BRIEF - I would like every line of the records below that contains the word "cube" copied.
----- DATASET EXTRACT -----
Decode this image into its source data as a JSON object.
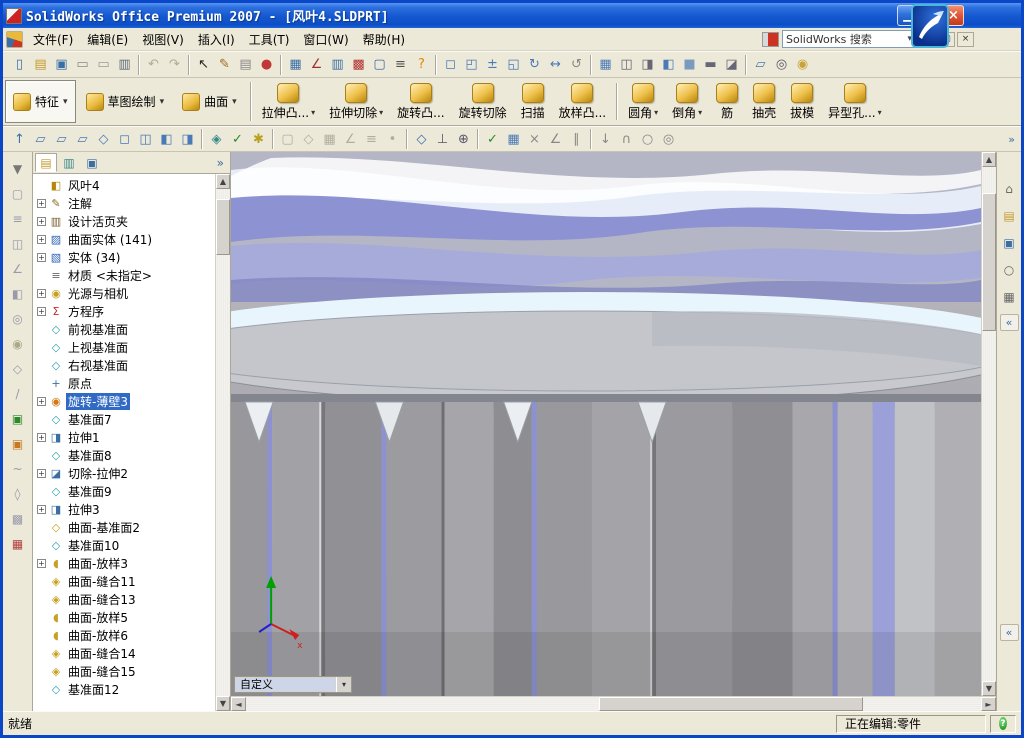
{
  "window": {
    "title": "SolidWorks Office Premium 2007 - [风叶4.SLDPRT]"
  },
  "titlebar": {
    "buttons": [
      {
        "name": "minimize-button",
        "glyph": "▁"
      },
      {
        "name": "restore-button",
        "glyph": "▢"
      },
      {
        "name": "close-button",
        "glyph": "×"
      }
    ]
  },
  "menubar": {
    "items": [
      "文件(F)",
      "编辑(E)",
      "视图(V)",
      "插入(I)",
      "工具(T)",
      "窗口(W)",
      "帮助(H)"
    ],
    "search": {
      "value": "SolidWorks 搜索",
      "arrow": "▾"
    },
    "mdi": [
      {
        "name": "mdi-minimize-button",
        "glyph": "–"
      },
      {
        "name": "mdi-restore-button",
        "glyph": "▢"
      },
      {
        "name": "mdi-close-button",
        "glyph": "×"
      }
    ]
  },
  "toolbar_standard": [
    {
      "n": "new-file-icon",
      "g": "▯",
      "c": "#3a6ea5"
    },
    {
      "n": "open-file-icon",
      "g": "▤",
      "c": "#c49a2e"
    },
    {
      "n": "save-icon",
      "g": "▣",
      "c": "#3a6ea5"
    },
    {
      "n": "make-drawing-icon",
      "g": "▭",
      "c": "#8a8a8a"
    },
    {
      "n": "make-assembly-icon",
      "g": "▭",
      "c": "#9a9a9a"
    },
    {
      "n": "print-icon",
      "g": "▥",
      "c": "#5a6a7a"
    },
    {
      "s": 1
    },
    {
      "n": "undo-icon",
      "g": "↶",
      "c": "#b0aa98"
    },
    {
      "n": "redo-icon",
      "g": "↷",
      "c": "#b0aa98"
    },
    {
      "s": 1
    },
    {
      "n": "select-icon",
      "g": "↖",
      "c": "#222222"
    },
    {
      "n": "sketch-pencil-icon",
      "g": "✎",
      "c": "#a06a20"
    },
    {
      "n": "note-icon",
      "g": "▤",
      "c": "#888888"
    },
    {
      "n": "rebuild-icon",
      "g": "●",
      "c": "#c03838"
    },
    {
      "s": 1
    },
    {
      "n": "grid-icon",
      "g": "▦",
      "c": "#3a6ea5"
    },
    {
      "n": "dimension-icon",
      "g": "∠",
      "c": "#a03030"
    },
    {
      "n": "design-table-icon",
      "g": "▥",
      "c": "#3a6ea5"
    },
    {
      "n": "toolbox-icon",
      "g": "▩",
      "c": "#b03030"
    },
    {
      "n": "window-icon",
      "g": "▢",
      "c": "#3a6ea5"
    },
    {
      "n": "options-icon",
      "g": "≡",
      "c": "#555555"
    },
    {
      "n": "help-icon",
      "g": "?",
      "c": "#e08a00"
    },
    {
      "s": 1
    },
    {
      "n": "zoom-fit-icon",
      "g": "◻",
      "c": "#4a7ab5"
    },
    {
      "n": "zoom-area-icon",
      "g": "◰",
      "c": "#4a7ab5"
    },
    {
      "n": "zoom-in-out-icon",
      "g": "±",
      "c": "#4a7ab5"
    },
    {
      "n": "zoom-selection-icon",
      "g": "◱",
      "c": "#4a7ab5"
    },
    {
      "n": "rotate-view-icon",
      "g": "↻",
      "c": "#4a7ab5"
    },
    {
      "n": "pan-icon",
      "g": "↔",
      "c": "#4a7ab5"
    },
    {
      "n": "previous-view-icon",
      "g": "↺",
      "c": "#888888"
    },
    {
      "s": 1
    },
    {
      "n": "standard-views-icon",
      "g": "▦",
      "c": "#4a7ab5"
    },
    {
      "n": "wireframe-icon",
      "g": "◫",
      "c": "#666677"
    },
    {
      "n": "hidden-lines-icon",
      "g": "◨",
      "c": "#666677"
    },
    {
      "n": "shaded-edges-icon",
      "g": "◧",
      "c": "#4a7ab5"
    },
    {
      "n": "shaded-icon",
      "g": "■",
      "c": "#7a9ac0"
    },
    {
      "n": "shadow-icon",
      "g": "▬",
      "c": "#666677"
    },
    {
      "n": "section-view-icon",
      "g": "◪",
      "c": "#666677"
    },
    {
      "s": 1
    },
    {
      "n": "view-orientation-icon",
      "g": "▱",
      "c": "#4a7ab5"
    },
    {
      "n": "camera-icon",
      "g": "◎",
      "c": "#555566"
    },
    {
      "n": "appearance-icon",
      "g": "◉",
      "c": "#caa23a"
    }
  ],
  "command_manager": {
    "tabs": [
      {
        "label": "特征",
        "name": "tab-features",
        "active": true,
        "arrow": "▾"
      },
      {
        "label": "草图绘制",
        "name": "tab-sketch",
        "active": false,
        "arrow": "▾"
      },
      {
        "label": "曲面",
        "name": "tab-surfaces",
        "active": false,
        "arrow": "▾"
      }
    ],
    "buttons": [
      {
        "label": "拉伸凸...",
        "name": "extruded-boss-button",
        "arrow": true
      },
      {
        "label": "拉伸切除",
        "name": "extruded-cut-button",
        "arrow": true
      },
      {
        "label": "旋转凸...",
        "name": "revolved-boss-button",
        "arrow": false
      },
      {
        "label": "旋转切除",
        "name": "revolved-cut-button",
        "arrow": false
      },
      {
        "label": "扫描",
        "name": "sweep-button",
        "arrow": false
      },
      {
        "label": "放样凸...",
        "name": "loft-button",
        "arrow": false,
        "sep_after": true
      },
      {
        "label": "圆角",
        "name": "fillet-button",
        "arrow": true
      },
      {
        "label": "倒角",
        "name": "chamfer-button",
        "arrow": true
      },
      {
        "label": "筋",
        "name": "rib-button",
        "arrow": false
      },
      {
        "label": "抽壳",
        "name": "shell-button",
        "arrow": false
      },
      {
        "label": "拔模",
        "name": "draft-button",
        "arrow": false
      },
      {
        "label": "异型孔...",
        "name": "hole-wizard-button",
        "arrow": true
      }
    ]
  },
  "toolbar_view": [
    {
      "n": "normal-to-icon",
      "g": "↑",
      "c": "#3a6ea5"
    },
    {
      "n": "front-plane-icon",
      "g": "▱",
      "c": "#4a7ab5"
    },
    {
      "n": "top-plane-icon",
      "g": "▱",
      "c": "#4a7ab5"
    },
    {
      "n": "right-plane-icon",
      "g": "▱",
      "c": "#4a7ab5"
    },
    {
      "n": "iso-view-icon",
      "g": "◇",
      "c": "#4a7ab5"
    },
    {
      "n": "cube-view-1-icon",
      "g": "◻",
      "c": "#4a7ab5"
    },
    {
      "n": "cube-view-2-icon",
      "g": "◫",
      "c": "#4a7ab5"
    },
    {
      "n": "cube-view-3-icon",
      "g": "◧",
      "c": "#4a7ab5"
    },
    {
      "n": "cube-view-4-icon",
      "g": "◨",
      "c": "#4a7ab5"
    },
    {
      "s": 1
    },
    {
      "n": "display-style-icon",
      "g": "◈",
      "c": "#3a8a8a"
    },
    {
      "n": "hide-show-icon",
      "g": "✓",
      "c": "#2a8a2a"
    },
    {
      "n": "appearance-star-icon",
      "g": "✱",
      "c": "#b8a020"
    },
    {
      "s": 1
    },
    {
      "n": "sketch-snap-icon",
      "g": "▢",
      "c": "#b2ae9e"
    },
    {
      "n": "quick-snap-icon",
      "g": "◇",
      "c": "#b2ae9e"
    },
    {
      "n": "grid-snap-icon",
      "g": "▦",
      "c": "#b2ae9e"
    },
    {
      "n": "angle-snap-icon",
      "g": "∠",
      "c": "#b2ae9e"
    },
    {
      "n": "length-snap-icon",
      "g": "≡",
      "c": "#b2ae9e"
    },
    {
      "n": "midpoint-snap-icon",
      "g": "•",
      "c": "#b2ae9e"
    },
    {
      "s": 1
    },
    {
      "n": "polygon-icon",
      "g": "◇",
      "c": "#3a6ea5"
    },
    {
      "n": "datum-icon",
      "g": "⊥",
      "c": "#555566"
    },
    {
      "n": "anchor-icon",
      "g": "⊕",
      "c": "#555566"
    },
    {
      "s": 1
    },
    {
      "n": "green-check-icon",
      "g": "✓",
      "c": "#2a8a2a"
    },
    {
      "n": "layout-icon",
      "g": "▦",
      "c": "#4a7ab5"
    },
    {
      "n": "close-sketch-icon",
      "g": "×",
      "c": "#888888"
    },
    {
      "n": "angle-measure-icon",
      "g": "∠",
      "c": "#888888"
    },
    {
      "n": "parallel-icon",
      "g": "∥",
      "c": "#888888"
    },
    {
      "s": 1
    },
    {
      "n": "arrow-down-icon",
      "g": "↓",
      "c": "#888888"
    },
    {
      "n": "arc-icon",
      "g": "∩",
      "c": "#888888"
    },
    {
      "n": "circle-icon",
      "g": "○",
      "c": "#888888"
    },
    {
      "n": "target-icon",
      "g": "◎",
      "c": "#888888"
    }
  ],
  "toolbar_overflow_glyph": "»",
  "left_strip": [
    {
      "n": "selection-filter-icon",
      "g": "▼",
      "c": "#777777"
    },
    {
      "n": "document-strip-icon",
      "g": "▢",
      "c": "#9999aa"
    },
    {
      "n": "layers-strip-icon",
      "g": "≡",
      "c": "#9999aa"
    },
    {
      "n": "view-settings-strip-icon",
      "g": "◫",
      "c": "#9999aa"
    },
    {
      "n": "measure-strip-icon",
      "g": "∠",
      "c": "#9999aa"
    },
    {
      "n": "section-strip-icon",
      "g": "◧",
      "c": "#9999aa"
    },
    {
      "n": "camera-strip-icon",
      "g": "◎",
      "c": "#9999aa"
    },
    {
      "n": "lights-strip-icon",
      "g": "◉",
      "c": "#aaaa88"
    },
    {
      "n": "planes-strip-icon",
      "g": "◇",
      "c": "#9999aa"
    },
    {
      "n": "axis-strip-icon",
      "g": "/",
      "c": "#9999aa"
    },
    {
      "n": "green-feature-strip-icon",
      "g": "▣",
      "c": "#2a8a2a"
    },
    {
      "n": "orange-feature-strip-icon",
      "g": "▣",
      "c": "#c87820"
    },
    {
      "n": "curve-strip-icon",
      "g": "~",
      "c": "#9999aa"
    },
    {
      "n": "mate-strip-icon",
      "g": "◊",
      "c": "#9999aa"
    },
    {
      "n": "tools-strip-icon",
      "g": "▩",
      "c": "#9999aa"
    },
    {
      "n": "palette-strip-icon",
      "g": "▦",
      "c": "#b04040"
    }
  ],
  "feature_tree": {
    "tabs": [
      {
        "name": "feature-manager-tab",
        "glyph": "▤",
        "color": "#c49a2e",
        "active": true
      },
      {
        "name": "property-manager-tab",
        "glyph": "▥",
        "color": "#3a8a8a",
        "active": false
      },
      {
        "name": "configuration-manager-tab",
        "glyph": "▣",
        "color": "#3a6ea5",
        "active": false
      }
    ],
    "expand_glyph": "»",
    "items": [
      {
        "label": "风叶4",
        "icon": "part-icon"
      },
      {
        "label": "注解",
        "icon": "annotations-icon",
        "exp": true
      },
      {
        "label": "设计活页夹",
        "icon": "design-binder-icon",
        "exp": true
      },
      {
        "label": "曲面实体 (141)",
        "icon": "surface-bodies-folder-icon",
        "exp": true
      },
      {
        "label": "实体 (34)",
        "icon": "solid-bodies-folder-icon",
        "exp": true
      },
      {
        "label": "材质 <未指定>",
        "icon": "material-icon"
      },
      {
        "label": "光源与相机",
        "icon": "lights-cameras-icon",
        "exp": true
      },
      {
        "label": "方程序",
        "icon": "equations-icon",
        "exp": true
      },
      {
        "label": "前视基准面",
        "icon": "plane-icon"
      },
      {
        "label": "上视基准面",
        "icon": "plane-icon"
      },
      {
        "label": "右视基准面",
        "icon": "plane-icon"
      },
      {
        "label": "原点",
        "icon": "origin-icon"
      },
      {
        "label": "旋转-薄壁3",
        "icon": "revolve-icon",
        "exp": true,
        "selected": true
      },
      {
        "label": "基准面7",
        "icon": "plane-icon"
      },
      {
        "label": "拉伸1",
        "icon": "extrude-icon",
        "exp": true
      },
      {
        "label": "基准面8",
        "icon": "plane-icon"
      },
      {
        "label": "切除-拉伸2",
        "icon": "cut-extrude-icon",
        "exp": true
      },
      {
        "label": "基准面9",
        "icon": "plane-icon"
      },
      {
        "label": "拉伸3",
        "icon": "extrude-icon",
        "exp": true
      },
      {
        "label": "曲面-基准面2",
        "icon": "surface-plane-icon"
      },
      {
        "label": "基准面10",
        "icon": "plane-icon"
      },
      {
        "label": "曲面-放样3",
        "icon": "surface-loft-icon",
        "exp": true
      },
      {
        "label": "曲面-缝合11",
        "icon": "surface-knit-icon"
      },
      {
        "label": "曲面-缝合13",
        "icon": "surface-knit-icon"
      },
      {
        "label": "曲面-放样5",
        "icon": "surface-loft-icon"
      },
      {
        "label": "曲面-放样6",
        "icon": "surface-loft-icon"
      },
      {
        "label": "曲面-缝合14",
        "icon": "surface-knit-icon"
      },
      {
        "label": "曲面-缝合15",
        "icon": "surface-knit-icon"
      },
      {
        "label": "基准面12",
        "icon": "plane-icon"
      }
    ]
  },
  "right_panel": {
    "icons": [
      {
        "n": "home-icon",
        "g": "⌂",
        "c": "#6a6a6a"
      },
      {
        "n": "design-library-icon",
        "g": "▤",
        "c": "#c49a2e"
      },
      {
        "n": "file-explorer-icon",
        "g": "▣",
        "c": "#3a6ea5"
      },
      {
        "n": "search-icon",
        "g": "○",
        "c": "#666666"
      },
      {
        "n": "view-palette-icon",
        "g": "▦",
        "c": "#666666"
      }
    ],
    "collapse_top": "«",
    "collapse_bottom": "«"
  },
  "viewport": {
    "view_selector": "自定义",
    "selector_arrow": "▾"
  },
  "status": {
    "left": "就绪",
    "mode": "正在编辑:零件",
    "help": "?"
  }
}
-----
RESPONSE TO THE EXERCISE -
      "n": "cube-view-1-icon",
      "n": "cube-view-2-icon",
      "n": "cube-view-3-icon",
      "n": "cube-view-4-icon",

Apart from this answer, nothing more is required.